> _TASK REQUIREMENTS_
Please repeat the data exactly, leaving nothing out.
------------
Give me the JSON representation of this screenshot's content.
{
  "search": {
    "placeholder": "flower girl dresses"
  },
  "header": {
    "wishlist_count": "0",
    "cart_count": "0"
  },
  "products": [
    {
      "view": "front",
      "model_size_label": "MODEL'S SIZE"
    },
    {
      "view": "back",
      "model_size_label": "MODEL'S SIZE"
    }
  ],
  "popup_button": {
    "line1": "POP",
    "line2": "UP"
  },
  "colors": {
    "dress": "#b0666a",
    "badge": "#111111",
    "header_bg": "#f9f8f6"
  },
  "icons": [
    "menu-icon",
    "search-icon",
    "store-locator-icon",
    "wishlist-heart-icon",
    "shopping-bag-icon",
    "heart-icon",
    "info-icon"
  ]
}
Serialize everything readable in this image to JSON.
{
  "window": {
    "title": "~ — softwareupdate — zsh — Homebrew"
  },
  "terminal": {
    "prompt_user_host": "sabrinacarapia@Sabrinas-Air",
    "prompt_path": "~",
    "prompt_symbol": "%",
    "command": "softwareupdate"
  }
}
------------
> _RESULT OF THIS EXERCISE_
Give me the JSON representation of this screenshot's content.
{
  "search": {
    "placeholder": "flower girl dresses"
  },
  "header": {
    "wishlist_count": "0",
    "cart_count": "0"
  },
  "products": [
    {
      "view": "front",
      "model_size_label": "MODEL'S SIZE"
    },
    {
      "view": "back",
      "model_size_label": "MODEL'S SIZE"
    }
  ],
  "popup_button": {
    "line1": "POP",
    "line2": "UP"
  },
  "colors": {
    "dress": "#b0666a",
    "badge": "#111111",
    "header_bg": "#f9f8f6"
  },
  "icons": [
    "menu-icon",
    "search-icon",
    "store-locator-icon",
    "wishlist-heart-icon",
    "shopping-bag-icon",
    "heart-icon",
    "info-icon"
  ]
}
Serialize everything readable in this image to JSON.
{
  "window": {
    "title": "~ — softwareupdate — zsh — Homebrew"
  },
  "terminal": {
    "prompt_user_host": "sabrinacarapia@Sabrinas-Air",
    "prompt_path": "~",
    "prompt_symbol": "%",
    "command": "softwareupdate"
  }
}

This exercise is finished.